**PROBLEM STATEMENT**
Return each line of the data below verbatim; pictures are to be left out.
(RECORDS SUPPLIED begins)
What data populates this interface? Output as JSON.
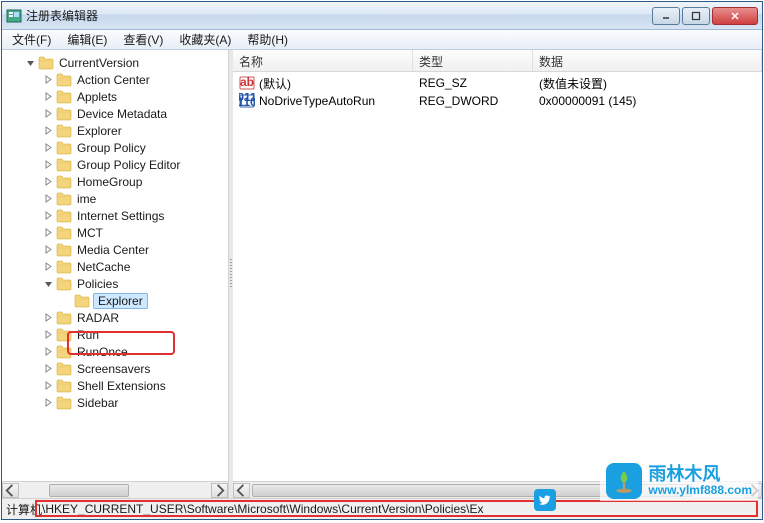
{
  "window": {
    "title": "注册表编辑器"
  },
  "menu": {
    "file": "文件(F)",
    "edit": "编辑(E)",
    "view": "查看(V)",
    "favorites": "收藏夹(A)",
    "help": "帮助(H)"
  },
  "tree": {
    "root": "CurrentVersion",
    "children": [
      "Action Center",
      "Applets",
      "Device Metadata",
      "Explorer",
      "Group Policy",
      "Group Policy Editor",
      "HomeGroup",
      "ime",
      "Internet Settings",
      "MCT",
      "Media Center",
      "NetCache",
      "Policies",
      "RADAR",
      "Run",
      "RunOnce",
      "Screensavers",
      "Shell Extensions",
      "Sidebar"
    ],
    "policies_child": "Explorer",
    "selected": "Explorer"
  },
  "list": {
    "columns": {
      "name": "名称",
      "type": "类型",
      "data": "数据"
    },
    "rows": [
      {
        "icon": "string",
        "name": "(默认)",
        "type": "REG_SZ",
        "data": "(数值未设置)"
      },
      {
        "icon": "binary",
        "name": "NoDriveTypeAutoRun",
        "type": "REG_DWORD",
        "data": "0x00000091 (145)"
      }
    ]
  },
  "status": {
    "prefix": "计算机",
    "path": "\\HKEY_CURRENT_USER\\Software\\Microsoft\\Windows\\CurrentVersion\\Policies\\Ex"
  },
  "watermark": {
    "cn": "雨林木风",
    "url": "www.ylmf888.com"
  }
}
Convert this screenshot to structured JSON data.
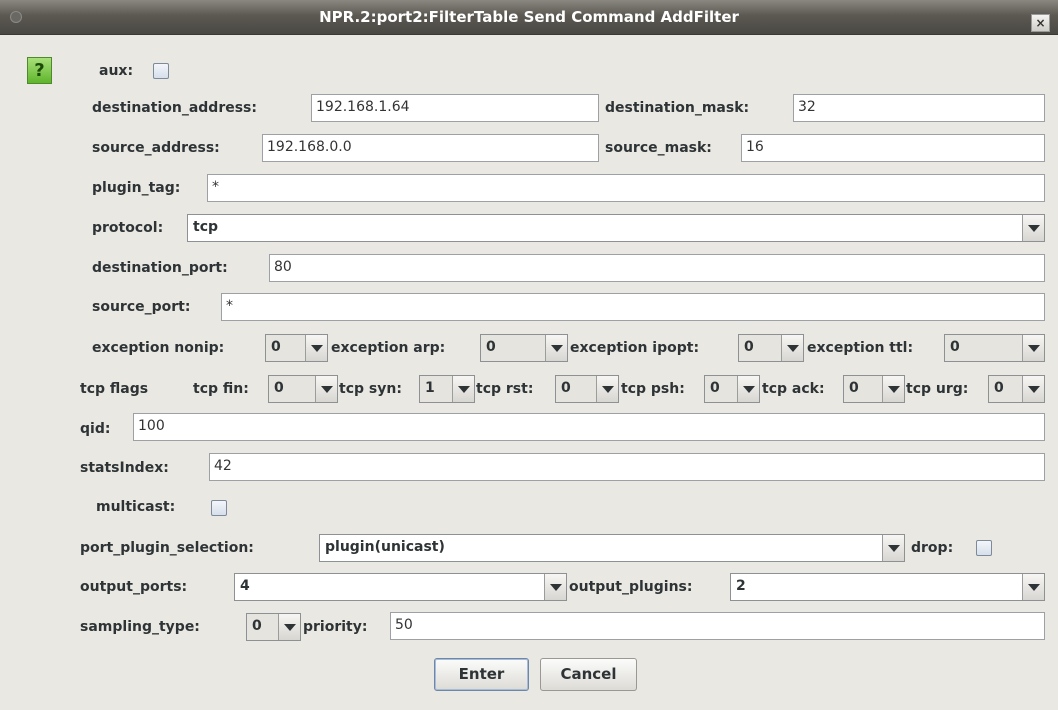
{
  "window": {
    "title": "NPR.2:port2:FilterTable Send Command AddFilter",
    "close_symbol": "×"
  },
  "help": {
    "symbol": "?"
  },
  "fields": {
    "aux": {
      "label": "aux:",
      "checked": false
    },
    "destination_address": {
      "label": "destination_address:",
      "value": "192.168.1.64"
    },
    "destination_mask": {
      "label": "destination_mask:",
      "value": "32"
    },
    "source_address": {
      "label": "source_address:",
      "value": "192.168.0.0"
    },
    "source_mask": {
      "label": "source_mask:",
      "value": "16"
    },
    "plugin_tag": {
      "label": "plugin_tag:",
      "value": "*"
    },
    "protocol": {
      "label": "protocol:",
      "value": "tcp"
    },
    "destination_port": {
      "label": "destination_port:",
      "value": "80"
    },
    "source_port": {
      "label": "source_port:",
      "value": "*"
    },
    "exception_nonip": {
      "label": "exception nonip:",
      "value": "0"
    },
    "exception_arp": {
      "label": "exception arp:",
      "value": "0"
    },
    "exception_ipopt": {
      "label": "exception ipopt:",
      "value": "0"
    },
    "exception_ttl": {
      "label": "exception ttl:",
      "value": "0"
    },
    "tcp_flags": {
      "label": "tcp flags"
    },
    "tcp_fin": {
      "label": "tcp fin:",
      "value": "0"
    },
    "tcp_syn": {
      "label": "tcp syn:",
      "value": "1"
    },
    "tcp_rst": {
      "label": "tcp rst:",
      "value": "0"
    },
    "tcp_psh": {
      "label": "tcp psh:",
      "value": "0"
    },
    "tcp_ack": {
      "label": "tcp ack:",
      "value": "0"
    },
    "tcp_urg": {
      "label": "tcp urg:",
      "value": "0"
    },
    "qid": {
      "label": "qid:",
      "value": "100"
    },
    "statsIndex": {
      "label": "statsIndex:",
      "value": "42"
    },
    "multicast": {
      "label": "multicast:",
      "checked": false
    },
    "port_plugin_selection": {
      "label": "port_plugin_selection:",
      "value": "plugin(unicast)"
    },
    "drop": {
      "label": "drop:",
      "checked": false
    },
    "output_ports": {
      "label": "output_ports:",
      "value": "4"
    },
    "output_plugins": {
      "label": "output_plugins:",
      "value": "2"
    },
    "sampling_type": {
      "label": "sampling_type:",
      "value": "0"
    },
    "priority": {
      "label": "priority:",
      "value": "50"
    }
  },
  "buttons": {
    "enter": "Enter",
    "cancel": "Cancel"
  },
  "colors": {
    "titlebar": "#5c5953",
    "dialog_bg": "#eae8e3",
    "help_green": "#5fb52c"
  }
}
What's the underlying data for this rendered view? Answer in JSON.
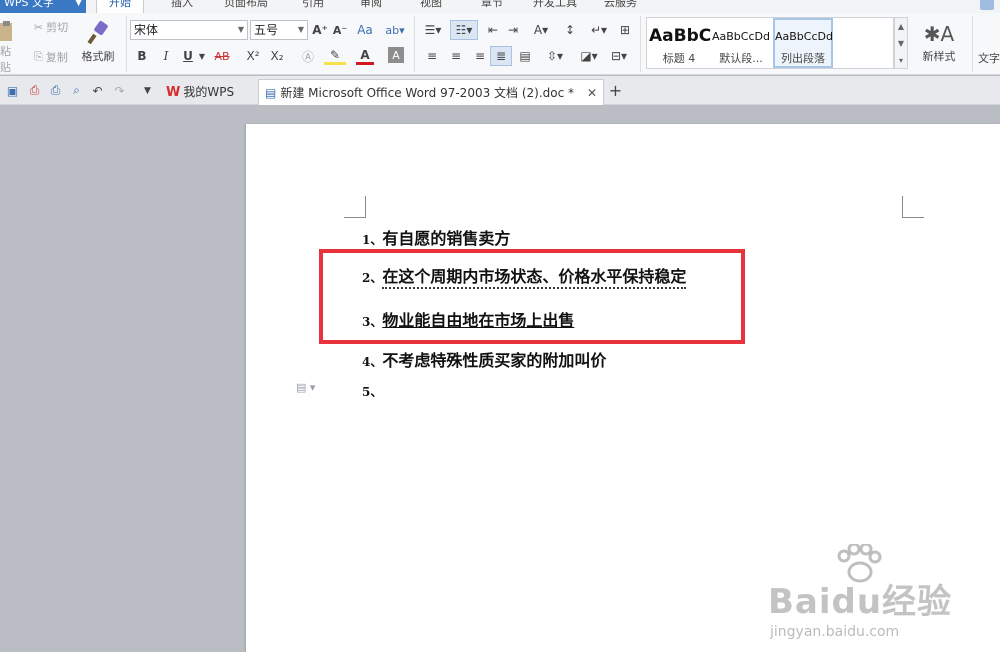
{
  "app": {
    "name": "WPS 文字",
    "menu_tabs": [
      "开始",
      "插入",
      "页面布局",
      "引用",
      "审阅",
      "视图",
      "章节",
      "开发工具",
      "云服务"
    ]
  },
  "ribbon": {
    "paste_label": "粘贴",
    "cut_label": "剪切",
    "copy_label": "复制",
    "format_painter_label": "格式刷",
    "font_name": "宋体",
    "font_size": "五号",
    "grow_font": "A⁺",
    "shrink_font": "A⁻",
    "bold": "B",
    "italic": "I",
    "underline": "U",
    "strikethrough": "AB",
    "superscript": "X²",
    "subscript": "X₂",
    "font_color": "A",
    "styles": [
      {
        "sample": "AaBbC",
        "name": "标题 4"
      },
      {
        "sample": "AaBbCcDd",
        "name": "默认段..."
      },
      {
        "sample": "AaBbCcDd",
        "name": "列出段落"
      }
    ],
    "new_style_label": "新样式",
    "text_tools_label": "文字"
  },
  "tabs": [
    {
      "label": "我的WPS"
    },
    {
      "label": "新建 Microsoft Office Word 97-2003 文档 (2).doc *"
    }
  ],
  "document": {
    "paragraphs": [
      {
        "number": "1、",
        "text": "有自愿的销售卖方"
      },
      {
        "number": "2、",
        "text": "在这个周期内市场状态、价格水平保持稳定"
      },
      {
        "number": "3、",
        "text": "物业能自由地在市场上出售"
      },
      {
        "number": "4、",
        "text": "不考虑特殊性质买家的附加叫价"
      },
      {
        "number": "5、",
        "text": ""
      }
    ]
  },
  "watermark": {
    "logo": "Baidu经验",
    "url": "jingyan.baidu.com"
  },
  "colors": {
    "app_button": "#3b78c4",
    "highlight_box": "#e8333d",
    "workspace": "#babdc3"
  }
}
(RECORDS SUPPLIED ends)
**TASK OUTPUT**
What data populates this interface? Output as JSON.
{
  "window": {
    "title": "注册表编辑器"
  },
  "menu": {
    "file": "文件(F)",
    "edit": "编辑(E)",
    "view": "查看(V)",
    "favorites": "收藏夹(A)",
    "help": "帮助(H)"
  },
  "tree": {
    "root": "CurrentVersion",
    "children": [
      "Action Center",
      "Applets",
      "Device Metadata",
      "Explorer",
      "Group Policy",
      "Group Policy Editor",
      "HomeGroup",
      "ime",
      "Internet Settings",
      "MCT",
      "Media Center",
      "NetCache",
      "Policies",
      "RADAR",
      "Run",
      "RunOnce",
      "Screensavers",
      "Shell Extensions",
      "Sidebar"
    ],
    "policies_child": "Explorer",
    "selected": "Explorer"
  },
  "list": {
    "columns": {
      "name": "名称",
      "type": "类型",
      "data": "数据"
    },
    "rows": [
      {
        "icon": "string",
        "name": "(默认)",
        "type": "REG_SZ",
        "data": "(数值未设置)"
      },
      {
        "icon": "binary",
        "name": "NoDriveTypeAutoRun",
        "type": "REG_DWORD",
        "data": "0x00000091 (145)"
      }
    ]
  },
  "status": {
    "prefix": "计算机",
    "path": "\\HKEY_CURRENT_USER\\Software\\Microsoft\\Windows\\CurrentVersion\\Policies\\Ex"
  },
  "watermark": {
    "cn": "雨林木风",
    "url": "www.ylmf888.com"
  }
}
Convert this screenshot to structured JSON data.
{
  "window": {
    "title": "NPR.2:port2:FilterTable Send Command AddFilter",
    "close_symbol": "×"
  },
  "help": {
    "symbol": "?"
  },
  "fields": {
    "aux": {
      "label": "aux:",
      "checked": false
    },
    "destination_address": {
      "label": "destination_address:",
      "value": "192.168.1.64"
    },
    "destination_mask": {
      "label": "destination_mask:",
      "value": "32"
    },
    "source_address": {
      "label": "source_address:",
      "value": "192.168.0.0"
    },
    "source_mask": {
      "label": "source_mask:",
      "value": "16"
    },
    "plugin_tag": {
      "label": "plugin_tag:",
      "value": "*"
    },
    "protocol": {
      "label": "protocol:",
      "value": "tcp"
    },
    "destination_port": {
      "label": "destination_port:",
      "value": "80"
    },
    "source_port": {
      "label": "source_port:",
      "value": "*"
    },
    "exception_nonip": {
      "label": "exception nonip:",
      "value": "0"
    },
    "exception_arp": {
      "label": "exception arp:",
      "value": "0"
    },
    "exception_ipopt": {
      "label": "exception ipopt:",
      "value": "0"
    },
    "exception_ttl": {
      "label": "exception ttl:",
      "value": "0"
    },
    "tcp_flags": {
      "label": "tcp flags"
    },
    "tcp_fin": {
      "label": "tcp fin:",
      "value": "0"
    },
    "tcp_syn": {
      "label": "tcp syn:",
      "value": "1"
    },
    "tcp_rst": {
      "label": "tcp rst:",
      "value": "0"
    },
    "tcp_psh": {
      "label": "tcp psh:",
      "value": "0"
    },
    "tcp_ack": {
      "label": "tcp ack:",
      "value": "0"
    },
    "tcp_urg": {
      "label": "tcp urg:",
      "value": "0"
    },
    "qid": {
      "label": "qid:",
      "value": "100"
    },
    "statsIndex": {
      "label": "statsIndex:",
      "value": "42"
    },
    "multicast": {
      "label": "multicast:",
      "checked": false
    },
    "port_plugin_selection": {
      "label": "port_plugin_selection:",
      "value": "plugin(unicast)"
    },
    "drop": {
      "label": "drop:",
      "checked": false
    },
    "output_ports": {
      "label": "output_ports:",
      "value": "4"
    },
    "output_plugins": {
      "label": "output_plugins:",
      "value": "2"
    },
    "sampling_type": {
      "label": "sampling_type:",
      "value": "0"
    },
    "priority": {
      "label": "priority:",
      "value": "50"
    }
  },
  "buttons": {
    "enter": "Enter",
    "cancel": "Cancel"
  },
  "colors": {
    "titlebar": "#5c5953",
    "dialog_bg": "#eae8e3",
    "help_green": "#5fb52c"
  }
}
What's the underlying data for this rendered view? Answer in JSON.
{
  "app": {
    "name": "WPS 文字",
    "menu_tabs": [
      "开始",
      "插入",
      "页面布局",
      "引用",
      "审阅",
      "视图",
      "章节",
      "开发工具",
      "云服务"
    ]
  },
  "ribbon": {
    "paste_label": "粘贴",
    "cut_label": "剪切",
    "copy_label": "复制",
    "format_painter_label": "格式刷",
    "font_name": "宋体",
    "font_size": "五号",
    "grow_font": "A⁺",
    "shrink_font": "A⁻",
    "bold": "B",
    "italic": "I",
    "underline": "U",
    "strikethrough": "AB",
    "superscript": "X²",
    "subscript": "X₂",
    "font_color": "A",
    "styles": [
      {
        "sample": "AaBbC",
        "name": "标题 4"
      },
      {
        "sample": "AaBbCcDd",
        "name": "默认段..."
      },
      {
        "sample": "AaBbCcDd",
        "name": "列出段落"
      }
    ],
    "new_style_label": "新样式",
    "text_tools_label": "文字"
  },
  "tabs": [
    {
      "label": "我的WPS"
    },
    {
      "label": "新建 Microsoft Office Word 97-2003 文档 (2).doc *"
    }
  ],
  "document": {
    "paragraphs": [
      {
        "number": "1、",
        "text": "有自愿的销售卖方"
      },
      {
        "number": "2、",
        "text": "在这个周期内市场状态、价格水平保持稳定"
      },
      {
        "number": "3、",
        "text": "物业能自由地在市场上出售"
      },
      {
        "number": "4、",
        "text": "不考虑特殊性质买家的附加叫价"
      },
      {
        "number": "5、",
        "text": ""
      }
    ]
  },
  "watermark": {
    "logo": "Baidu经验",
    "url": "jingyan.baidu.com"
  },
  "colors": {
    "app_button": "#3b78c4",
    "highlight_box": "#e8333d",
    "workspace": "#babdc3"
  }
}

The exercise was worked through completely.